The series is an international success but Murphy is the American way in. If this were the end of the road for you, isn’t it hard to imagine the show without you as the English-speaking voice?
I think there’s so many opportunities for the show to keep the aesthetic, the look, the feel and the hyper-realism. And they have a lot of material left there.
But then the Murphy-Pena team would be broken up. Murphy anchors Pena, even if Pena wasn’t letting him in the loop, his presence seems to make him feel a need to do the right thing. What would happen if Pena didn’t have Murphy?
Yeah, well there’s so many anchors in this show. It’s just really interesting how every character works off each other and I think that’s really where you’re going to see the show evolve, is creating these new relationships.
You have a slate of films coming up – how did you find time to do them during Narcos and what are you doing now?
I wrapped Narcos and I had three or four days off and I went to Ireland and did Morgan. And then I had a week off and went straight into The Free World. And then I had a week off and I went straight into Narcos for eight or nine months. And then I had four days off and I went into Wolverine. I’m constantly prepping other work while I’ve been shooting other stuff and that’s a really tricky thing to do for me. Thank God I don’t think it’s bit me in the ass yet, but I really want to spend just as much time working, but on fewer projects and bigger roles. Right now, I’m upstate and just chilling, reading stuff. I may not work until the year is over with. I have a company called Madbrook and my business partner just finished her first shoot in an active maximum security prison where 95 percent of the cast were incarcerated men, Jeffrey Wright’s the lead. So we have a lot of work, we’re prepping and developing a lot of stuff with the options, book rights and life rights.
It seems like Narcos will go on for a while. If there was an option to not live in Colombia for eight months, but have Murphy involved from the U.S. or something, would you consider that?
Yeah. There’s many conversations going on about all of this stuff. So we’re letting it play out. The thing that we have now is that we’re in a good position, with the success of the show. So I think that’s given us a little bit of slack.

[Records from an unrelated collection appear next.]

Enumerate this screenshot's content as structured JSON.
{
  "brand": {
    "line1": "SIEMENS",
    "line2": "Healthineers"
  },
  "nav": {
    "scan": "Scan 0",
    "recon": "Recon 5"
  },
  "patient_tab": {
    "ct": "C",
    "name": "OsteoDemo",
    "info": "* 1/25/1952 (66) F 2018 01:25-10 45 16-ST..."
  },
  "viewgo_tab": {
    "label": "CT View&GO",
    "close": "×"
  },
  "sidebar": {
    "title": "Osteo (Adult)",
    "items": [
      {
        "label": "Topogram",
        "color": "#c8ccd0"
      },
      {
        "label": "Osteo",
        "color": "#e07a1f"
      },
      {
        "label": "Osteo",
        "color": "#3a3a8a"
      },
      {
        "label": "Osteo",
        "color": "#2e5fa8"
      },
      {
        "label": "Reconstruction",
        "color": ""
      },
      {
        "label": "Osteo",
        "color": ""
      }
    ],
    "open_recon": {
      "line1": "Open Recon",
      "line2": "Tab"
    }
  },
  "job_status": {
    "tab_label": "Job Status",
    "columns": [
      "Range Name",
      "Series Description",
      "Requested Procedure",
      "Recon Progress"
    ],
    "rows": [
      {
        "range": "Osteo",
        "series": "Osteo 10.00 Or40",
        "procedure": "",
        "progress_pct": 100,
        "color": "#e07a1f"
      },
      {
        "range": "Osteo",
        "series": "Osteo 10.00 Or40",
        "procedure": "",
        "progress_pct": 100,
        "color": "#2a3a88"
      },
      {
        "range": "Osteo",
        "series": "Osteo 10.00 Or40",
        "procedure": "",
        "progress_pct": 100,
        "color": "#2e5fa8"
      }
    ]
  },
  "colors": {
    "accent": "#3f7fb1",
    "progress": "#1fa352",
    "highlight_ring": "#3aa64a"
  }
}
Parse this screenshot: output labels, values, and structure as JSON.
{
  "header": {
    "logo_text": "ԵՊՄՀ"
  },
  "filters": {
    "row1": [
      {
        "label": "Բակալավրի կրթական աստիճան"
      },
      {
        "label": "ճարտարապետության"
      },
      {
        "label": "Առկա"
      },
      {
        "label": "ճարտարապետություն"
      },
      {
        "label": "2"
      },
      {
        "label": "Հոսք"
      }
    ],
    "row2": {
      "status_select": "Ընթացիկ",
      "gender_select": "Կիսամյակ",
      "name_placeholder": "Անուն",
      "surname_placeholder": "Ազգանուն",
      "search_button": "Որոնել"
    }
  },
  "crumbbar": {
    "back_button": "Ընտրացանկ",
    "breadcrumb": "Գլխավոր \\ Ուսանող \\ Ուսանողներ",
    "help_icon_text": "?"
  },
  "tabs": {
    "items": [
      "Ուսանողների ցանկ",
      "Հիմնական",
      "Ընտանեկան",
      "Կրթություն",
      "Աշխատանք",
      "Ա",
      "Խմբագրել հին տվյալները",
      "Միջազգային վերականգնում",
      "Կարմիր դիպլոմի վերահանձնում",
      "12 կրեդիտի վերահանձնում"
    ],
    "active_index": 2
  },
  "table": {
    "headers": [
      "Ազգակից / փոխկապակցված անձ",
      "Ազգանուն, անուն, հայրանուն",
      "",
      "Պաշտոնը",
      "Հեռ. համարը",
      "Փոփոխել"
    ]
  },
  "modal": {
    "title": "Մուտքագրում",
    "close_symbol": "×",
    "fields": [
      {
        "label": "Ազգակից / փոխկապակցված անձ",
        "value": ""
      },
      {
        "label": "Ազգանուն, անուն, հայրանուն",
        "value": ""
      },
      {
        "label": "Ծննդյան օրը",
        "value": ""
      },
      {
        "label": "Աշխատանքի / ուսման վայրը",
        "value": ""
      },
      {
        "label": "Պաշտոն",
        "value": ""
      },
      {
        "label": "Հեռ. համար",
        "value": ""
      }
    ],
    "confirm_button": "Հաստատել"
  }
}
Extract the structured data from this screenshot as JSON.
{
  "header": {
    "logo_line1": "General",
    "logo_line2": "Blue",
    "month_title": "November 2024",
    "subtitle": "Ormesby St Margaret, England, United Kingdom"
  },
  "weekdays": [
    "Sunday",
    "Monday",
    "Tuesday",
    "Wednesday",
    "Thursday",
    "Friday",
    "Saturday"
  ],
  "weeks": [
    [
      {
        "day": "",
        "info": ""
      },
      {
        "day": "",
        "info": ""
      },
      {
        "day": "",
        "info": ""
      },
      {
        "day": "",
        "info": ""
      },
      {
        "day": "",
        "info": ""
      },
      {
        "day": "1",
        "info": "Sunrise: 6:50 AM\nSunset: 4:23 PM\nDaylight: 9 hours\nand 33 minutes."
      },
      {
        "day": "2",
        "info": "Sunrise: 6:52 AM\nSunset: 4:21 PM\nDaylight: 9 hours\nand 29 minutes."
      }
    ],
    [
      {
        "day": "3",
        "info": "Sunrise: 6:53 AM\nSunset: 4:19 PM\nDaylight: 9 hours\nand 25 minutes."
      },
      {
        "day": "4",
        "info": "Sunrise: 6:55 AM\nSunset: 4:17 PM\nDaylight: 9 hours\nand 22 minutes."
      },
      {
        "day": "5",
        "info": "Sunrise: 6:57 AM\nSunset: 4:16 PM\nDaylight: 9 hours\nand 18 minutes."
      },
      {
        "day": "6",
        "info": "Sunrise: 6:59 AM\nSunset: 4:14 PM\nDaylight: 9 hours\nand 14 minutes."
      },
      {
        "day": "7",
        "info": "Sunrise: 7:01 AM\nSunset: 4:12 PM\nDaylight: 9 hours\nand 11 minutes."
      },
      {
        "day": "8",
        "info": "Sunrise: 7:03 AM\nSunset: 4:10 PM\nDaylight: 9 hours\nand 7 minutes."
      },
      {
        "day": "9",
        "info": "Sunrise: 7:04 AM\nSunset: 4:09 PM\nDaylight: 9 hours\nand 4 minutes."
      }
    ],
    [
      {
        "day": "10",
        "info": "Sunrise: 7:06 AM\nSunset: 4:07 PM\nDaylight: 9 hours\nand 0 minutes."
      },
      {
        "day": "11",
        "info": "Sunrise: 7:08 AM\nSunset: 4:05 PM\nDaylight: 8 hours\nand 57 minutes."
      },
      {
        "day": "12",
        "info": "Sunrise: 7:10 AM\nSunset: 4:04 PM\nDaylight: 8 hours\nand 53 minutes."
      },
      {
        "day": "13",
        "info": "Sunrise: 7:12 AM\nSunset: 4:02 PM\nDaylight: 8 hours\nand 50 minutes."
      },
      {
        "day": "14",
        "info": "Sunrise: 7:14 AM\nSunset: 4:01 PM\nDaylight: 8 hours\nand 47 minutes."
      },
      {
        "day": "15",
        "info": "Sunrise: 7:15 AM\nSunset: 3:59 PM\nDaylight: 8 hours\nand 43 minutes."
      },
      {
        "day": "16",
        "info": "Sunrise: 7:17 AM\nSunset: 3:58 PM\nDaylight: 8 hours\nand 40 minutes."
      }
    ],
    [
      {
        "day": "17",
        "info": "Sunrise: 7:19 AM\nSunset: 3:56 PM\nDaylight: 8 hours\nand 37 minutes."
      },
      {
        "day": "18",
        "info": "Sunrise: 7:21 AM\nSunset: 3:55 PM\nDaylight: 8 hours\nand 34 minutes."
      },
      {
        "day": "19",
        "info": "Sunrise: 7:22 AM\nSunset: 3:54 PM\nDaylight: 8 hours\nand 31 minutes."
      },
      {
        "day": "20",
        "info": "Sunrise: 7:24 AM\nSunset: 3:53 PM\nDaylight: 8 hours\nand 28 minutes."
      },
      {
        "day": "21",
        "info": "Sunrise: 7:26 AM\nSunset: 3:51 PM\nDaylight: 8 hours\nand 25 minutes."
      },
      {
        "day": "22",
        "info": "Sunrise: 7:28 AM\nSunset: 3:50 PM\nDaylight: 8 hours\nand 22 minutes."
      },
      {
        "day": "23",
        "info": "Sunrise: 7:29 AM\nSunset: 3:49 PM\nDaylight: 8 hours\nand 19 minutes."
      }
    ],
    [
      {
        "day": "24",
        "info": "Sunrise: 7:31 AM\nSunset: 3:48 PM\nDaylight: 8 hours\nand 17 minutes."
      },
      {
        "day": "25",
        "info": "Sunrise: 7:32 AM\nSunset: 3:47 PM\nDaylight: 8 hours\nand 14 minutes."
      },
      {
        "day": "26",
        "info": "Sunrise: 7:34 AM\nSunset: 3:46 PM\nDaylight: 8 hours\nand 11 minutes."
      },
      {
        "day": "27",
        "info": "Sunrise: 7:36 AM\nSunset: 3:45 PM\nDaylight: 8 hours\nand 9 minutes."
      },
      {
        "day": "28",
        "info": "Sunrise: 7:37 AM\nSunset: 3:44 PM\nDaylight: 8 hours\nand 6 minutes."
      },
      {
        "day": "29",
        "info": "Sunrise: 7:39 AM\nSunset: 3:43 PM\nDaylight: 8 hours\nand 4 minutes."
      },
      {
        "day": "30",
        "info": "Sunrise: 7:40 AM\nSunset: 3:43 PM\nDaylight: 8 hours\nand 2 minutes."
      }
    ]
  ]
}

Narcos season two is streaming now on Netflix (head here for more info) and keep up with all of THR‘s show coverage below.